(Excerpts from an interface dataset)

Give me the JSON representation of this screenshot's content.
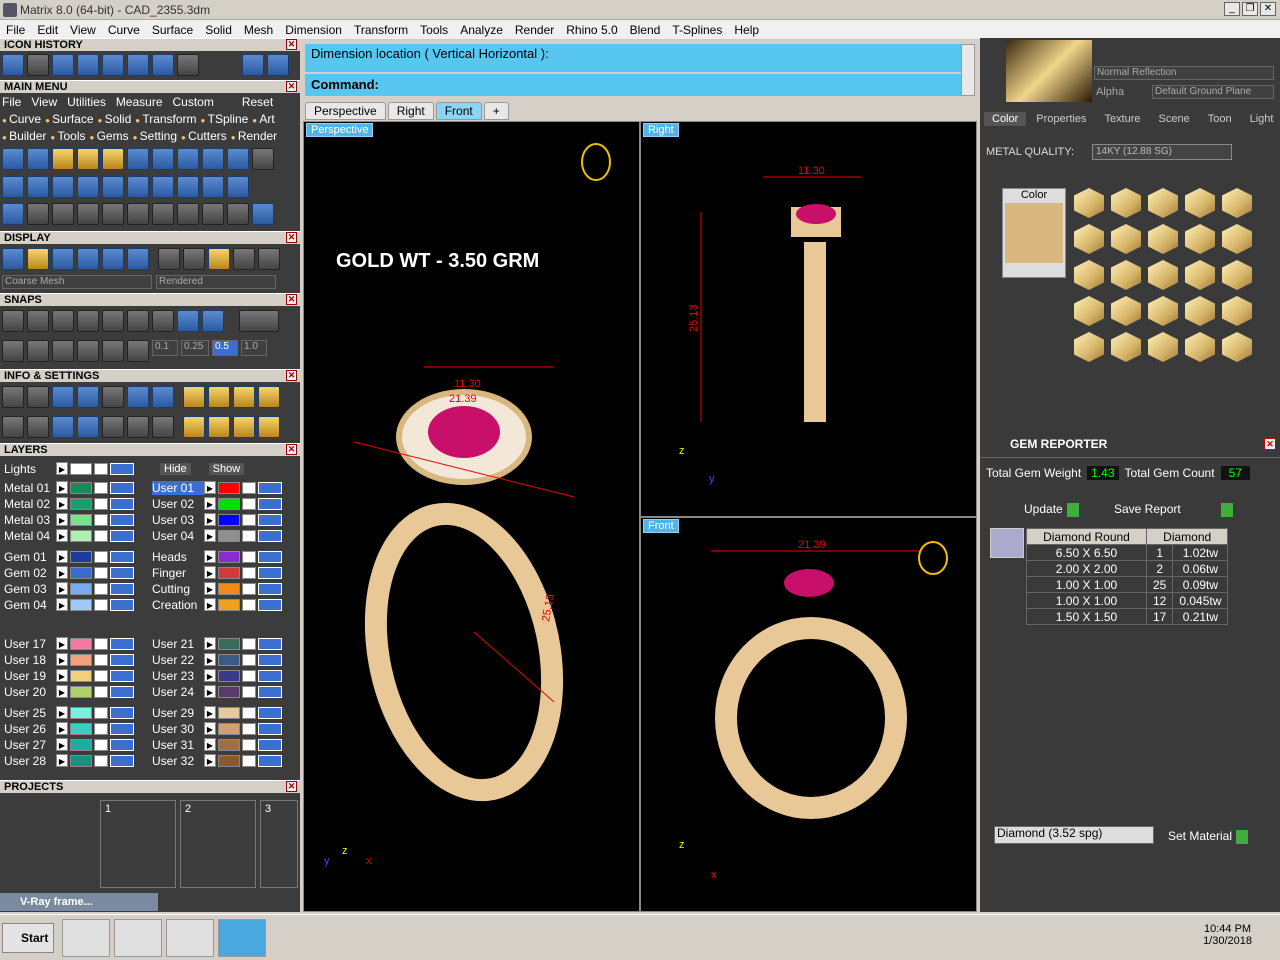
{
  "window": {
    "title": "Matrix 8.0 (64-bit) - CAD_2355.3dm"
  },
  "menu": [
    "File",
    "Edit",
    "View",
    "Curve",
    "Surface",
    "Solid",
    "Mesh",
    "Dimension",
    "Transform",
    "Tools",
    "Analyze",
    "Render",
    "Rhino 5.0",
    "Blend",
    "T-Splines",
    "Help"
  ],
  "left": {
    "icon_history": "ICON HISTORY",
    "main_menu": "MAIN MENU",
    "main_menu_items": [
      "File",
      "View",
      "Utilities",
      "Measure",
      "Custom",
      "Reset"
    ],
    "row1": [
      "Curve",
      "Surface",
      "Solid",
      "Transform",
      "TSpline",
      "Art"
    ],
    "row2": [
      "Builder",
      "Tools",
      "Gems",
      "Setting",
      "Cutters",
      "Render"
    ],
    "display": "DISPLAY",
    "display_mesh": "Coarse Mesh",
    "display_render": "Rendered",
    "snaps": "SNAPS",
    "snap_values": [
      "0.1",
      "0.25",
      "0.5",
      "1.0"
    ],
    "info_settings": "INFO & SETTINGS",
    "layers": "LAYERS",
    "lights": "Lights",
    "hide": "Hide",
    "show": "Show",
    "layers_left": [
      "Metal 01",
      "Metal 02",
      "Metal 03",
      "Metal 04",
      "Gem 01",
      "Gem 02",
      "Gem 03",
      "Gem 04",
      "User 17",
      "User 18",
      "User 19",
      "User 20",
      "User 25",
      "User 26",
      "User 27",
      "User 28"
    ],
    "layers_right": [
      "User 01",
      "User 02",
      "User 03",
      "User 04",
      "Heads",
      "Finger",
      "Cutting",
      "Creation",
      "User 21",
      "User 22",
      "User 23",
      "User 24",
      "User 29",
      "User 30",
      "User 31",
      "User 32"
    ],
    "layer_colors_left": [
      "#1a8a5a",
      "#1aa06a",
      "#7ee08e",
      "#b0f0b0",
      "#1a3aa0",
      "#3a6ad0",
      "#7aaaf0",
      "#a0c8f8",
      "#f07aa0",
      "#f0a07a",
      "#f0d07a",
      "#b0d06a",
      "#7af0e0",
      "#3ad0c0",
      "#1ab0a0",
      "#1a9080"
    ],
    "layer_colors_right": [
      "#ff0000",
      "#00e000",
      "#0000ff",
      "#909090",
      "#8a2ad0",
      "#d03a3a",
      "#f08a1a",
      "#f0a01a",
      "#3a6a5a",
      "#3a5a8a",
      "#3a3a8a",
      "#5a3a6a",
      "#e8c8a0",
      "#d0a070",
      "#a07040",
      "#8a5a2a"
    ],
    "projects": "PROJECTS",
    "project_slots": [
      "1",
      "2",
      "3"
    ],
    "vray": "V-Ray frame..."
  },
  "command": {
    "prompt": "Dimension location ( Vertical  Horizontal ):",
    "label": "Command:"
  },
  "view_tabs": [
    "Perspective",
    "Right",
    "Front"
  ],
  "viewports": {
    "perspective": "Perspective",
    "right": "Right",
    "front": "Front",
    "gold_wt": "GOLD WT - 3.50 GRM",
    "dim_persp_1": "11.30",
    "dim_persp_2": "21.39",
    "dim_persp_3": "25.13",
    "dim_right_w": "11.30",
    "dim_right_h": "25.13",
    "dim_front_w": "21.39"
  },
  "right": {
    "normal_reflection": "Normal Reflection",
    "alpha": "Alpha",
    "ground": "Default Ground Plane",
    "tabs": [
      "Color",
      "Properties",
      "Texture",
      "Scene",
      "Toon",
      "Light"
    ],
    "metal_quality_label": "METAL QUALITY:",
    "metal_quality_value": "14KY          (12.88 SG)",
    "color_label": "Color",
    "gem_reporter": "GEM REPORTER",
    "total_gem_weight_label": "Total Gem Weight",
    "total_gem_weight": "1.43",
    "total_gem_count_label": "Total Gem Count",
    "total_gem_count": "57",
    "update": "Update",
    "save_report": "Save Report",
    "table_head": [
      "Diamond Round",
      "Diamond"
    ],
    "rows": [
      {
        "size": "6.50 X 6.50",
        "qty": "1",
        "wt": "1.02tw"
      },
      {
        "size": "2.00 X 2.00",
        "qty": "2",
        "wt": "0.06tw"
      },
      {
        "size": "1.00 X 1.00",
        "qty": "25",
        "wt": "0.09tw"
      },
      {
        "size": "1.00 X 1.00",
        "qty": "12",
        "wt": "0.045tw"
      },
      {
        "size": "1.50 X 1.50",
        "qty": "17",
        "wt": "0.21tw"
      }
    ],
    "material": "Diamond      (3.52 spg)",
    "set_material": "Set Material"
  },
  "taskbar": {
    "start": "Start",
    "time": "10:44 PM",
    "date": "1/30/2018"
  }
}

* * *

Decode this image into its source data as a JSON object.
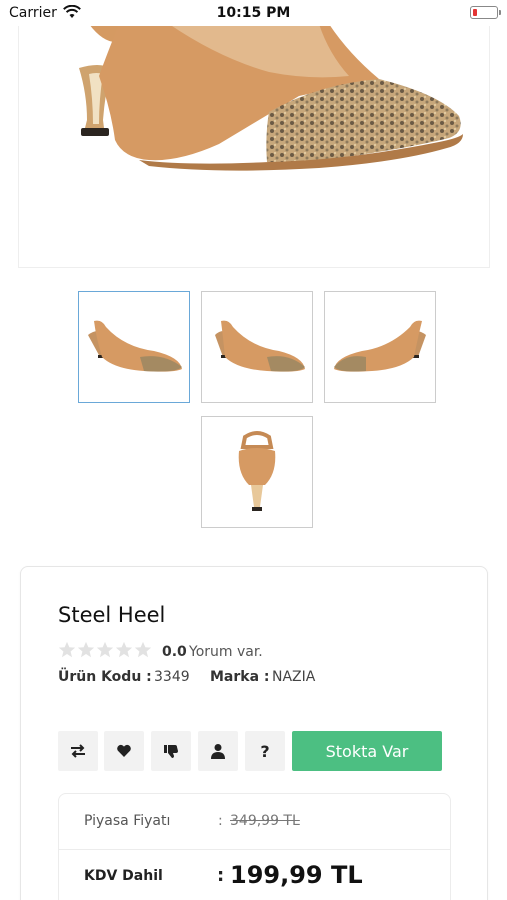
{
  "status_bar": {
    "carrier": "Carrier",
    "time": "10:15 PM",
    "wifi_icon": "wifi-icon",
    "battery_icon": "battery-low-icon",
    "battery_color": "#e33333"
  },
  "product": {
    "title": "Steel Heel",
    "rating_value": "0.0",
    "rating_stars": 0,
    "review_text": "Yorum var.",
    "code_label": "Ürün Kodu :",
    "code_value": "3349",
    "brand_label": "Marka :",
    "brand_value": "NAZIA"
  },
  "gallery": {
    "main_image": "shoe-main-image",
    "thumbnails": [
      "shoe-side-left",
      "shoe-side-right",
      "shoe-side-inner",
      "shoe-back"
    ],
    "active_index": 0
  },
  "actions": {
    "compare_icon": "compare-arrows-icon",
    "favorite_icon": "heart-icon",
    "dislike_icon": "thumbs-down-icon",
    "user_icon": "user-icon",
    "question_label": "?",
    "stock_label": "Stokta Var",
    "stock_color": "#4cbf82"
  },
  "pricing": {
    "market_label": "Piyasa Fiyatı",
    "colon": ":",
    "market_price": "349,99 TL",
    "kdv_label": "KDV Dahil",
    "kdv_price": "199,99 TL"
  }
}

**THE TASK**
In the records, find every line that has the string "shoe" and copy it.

**SOLUTION FOR THIS PROBLEM**
    "main_image": "shoe-main-image",
      "shoe-side-left",
      "shoe-side-right",
      "shoe-side-inner",
      "shoe-back"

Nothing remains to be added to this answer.